It will be possible to satisfy different energy needs for varying customer requirements and respond to changing demands. For example, providing cooling to one customer while giving heating to another at the same time, with capacities of 1,888MWh for heating and 1,027MWh for cooling. Heat can also be stored for use during peak times.
Alongside the heat provided by the wastewater plant, Clyde Gateway 5GDHC will feature localised heat pumps working in combination with each other, along with other renewable sources such as geothermal mine water. Additionally, research is underway at the nearby UK Geoenergy Observatory in Glasgow to determine the potential of geothermal mine water as both a source of heat and a form of heat storage.
“5GDHC is using effluent from the wastewater treatment plant as a heat source, passing through an ambient loop into plastic pipes, which are much easier to install and work with than steel-insulated pipes,” explains Martin McKay, chief executive officer of Clyde Gateway.
“We feed that into the SMART Bridge. It’s for use on Magenta (Scotland’s largest urban office park), and that’s where we’ve installed a very substantive, skilled solar ray, alongside battery storage.”
According to Pearson, Clyde Gateway is a prime example of the ambition and initiative required for the large-scale decarbonisation of heat.
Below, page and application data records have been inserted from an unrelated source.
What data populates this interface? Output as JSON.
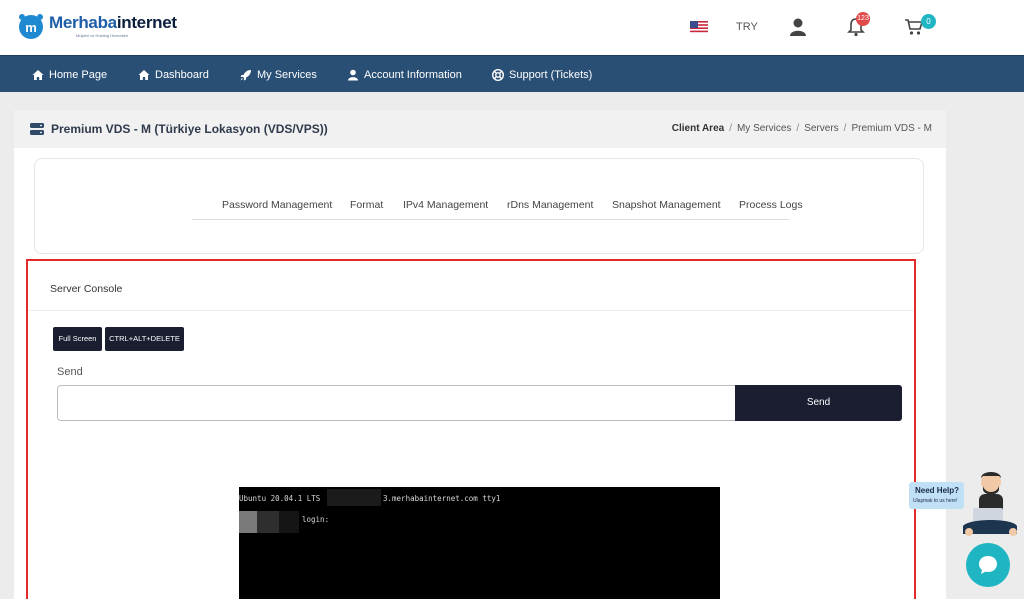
{
  "header": {
    "logo": {
      "name_part1": "Merhaba",
      "name_part2": "internet",
      "tagline": "Müşteri ve Hosting Hizmetleri",
      "accent_color": "#1e5ea8"
    },
    "currency": "TRY",
    "notifications_count": "123",
    "cart_count": "0",
    "icons": {
      "flag": "us-flag-icon",
      "user": "user-icon",
      "bell": "bell-icon",
      "cart": "cart-icon"
    }
  },
  "nav": {
    "items": [
      {
        "label": "Home Page",
        "icon": "home-icon"
      },
      {
        "label": "Dashboard",
        "icon": "home-icon"
      },
      {
        "label": "My Services",
        "icon": "rocket-icon"
      },
      {
        "label": "Account Information",
        "icon": "user-icon"
      },
      {
        "label": "Support (Tickets)",
        "icon": "lifebuoy-icon"
      }
    ],
    "color": "#294f75"
  },
  "page": {
    "title": "Premium VDS - M (Türkiye Lokasyon (VDS/VPS))",
    "breadcrumb": [
      "Client Area",
      "My Services",
      "Servers",
      "Premium VDS - M"
    ]
  },
  "tabs": [
    "Password Management",
    "Format",
    "IPv4 Management",
    "rDns Management",
    "Snapshot Management",
    "Process Logs"
  ],
  "console": {
    "title": "Server Console",
    "buttons": {
      "full_screen": "Full Screen",
      "ctrl_alt_delete": "CTRL+ALT+DELETE"
    },
    "send_label": "Send",
    "send_input_value": "",
    "send_button": "Send",
    "terminal_line1_prefix": "Ubuntu 20.04.1 LTS",
    "terminal_line1_suffix": "3.merhabainternet.com tty1",
    "terminal_line2": "login:",
    "highlight_color": "#e22a2a"
  },
  "help_widget": {
    "title": "Need Help?",
    "subtitle": "Ulaşmak to us here!"
  }
}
“We’ve got to think big, and that’s what is impressive about Clyde Gateway. The authority has a massive regeneration area and they basically said: ‘You’re getting district heating – we are going to make this work for you’,” he says.
Pearson and McKay both emphasise that it is not a case of 4G versus 5G for district heating. The deciding factor depends entirely on what is the best fit for the specific application, rather than preferring one solution over another.
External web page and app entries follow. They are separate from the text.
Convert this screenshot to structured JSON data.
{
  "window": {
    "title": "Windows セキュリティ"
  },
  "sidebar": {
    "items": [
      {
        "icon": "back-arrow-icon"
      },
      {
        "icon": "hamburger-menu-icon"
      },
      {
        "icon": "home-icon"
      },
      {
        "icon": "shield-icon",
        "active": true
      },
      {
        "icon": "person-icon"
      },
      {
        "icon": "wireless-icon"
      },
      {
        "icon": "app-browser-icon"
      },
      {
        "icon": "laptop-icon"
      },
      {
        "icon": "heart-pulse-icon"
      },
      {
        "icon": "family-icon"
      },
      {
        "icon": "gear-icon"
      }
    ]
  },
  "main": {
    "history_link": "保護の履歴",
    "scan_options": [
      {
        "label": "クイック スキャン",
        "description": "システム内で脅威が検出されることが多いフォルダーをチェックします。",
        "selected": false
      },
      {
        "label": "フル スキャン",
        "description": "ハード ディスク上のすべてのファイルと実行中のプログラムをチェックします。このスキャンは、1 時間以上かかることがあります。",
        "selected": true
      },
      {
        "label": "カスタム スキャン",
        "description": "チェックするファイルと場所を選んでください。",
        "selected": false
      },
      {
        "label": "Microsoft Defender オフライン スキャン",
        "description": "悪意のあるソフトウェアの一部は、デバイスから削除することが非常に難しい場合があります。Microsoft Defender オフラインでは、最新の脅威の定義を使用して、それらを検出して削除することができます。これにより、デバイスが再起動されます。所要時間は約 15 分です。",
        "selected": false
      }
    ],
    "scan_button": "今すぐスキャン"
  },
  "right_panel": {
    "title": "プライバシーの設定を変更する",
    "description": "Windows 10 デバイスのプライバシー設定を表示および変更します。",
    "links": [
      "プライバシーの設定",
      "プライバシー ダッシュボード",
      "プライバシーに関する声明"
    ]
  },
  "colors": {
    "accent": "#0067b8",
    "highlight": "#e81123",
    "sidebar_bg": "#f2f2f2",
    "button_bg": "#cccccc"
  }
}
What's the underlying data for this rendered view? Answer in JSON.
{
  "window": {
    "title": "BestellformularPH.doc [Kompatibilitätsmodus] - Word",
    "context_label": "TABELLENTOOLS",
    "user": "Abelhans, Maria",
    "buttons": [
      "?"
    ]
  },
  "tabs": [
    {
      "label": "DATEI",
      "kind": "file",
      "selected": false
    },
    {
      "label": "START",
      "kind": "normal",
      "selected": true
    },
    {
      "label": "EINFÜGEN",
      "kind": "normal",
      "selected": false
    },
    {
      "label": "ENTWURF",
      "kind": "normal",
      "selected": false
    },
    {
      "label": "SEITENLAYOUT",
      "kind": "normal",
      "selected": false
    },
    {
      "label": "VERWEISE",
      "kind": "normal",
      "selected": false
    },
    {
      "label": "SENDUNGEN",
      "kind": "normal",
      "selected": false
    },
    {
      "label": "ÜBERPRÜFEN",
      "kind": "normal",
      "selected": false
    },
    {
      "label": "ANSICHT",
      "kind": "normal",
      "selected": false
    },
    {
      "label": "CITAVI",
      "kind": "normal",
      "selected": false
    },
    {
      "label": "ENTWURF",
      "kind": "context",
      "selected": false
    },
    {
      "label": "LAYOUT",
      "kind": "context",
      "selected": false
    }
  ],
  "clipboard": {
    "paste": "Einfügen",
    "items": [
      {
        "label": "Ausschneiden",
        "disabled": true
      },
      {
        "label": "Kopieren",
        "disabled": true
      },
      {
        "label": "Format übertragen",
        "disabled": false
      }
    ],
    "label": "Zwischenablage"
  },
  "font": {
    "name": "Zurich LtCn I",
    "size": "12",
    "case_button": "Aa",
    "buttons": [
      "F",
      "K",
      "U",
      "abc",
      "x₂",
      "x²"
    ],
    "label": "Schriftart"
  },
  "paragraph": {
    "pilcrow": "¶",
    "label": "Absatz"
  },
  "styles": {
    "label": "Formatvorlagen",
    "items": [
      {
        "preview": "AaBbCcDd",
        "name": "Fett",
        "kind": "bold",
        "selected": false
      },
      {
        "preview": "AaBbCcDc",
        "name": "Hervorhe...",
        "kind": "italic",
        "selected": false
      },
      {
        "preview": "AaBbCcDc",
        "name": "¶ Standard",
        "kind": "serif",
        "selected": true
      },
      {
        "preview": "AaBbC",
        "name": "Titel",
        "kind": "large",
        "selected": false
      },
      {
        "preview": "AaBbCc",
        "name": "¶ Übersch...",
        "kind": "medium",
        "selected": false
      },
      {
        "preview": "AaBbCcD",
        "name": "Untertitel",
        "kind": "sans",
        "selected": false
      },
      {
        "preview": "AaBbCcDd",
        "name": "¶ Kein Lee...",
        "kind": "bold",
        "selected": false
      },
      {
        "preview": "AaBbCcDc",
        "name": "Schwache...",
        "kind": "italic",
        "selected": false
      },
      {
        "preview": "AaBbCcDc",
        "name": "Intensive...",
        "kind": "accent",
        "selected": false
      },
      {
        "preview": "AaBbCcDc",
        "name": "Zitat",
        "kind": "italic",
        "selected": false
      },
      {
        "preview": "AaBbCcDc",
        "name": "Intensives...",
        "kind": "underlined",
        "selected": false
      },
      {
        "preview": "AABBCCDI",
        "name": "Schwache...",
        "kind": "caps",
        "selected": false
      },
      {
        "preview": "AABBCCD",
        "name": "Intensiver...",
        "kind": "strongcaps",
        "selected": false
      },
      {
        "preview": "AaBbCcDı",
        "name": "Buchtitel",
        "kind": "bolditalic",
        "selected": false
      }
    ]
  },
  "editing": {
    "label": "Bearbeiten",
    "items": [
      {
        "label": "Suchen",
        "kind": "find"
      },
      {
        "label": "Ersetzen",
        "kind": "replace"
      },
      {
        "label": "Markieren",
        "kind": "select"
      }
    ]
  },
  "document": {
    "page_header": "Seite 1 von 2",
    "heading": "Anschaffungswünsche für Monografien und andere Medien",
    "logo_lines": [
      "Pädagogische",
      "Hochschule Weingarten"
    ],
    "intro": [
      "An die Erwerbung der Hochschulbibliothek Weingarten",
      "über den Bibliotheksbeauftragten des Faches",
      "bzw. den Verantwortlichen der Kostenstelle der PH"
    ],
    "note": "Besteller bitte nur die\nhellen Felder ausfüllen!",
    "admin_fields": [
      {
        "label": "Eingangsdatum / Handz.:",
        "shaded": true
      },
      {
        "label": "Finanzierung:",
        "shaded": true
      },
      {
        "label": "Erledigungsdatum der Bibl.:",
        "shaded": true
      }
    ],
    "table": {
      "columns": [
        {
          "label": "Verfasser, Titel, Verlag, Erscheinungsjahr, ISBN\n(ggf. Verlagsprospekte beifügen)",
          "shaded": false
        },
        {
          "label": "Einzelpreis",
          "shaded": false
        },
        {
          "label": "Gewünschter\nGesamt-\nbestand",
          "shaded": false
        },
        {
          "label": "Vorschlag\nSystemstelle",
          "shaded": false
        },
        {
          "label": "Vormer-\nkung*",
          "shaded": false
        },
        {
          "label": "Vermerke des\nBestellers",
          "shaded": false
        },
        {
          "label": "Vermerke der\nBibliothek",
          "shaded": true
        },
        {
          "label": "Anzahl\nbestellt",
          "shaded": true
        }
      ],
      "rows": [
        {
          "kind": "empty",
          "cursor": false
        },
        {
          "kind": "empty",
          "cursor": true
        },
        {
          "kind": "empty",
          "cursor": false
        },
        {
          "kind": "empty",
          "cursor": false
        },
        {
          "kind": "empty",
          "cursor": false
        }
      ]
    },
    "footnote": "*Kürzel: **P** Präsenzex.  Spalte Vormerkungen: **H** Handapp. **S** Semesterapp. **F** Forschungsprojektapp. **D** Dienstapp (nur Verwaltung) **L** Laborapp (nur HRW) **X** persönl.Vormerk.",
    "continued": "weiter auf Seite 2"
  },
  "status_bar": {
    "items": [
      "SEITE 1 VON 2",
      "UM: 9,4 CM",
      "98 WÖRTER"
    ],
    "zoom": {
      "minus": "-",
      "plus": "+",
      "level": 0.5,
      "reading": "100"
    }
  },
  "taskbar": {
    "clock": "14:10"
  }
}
Supportive legislation for heat networks
Demand for components in the district heating supply chain is set to grow in Scotland due to the passing of legislation that will provide a platform for heat networks to expand successfully. The Heat Network (Scotland) Act 2021 established a regulatory system for district heating, along with designated heat network zones to make it easier for related businesses to invest in certain areas.
As of 30 May, there are also requirements for non-domestic public-sector buildings in Scotland to submit reports on the viability of connecting to a heat network.
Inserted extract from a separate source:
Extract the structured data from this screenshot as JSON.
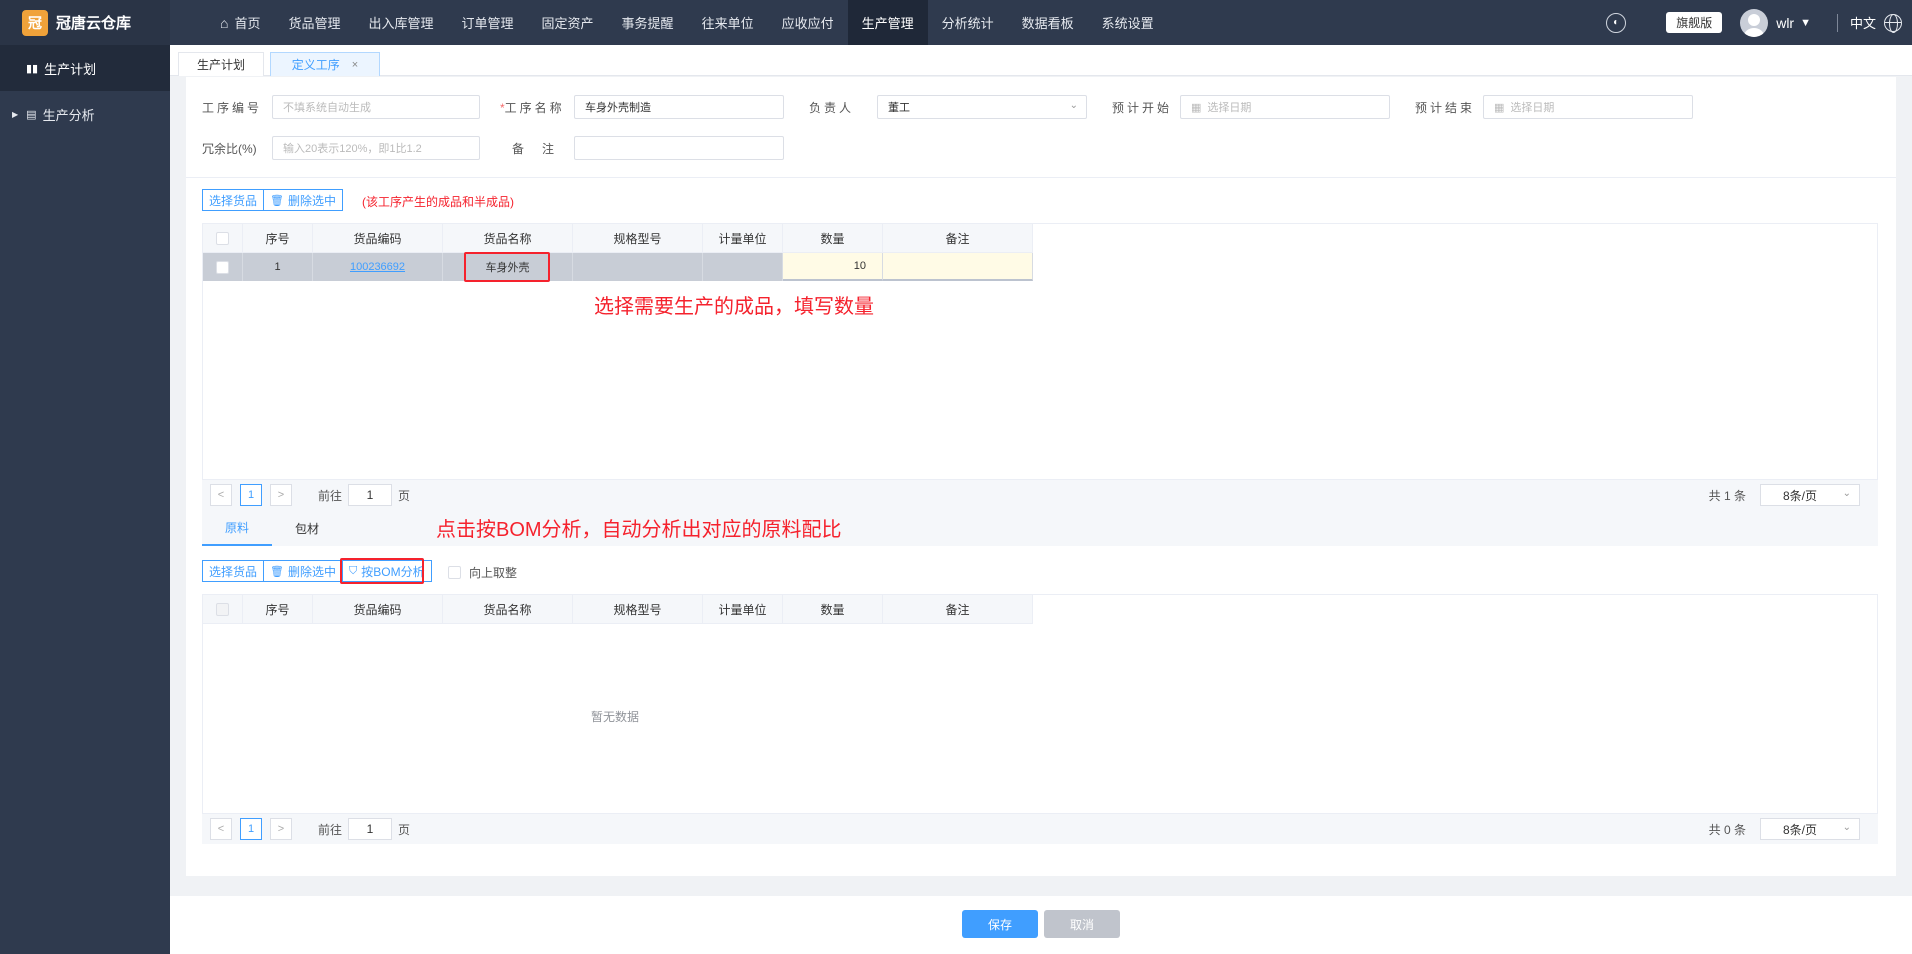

In addition, all local authorities in Scotland will need Local Heat and Energy Efficiency Strategies (LHEES) to identify the necessary action on the heat transition. Rather than a one-size-fits-all approach, it is necessary to analyse where the demand for heat is to determine the optimum heating solution.
“LHEES is half of the conundrum around demand certainty, and the other half is the heat network bill, which has passed through successfully in the Scottish Parliament,” says Pearson. “That’s fabulous. The secondary legislation that’s required to give it some teeth is the really important bit.”
Then there is the £300m available from Scotland’s Heat Network Fund to support the expansion of district heating initiatives. Any recipients of funds must be able to demonstrate that they are large-scale projects based in Scotland that reduce emissions and offer social and economic benefits.
“Where Scotland can and should be able to move quickly is down to a few things. First of all, is policy. The environment is really supportive of heat networks. The second element is around organisations like Scottish Enterprise and others who are leading and supporting innovation. And then you’ve got a growing and developing supply chain as well,” adds McKay.
“Sitting alongside that are good-quality universities, good-quality research, and all of that is coming together. We’re at a tipping point where we can see that everything is really starting to move.”
To learn more about Scotland’s growing green heat capabilities, download the document below.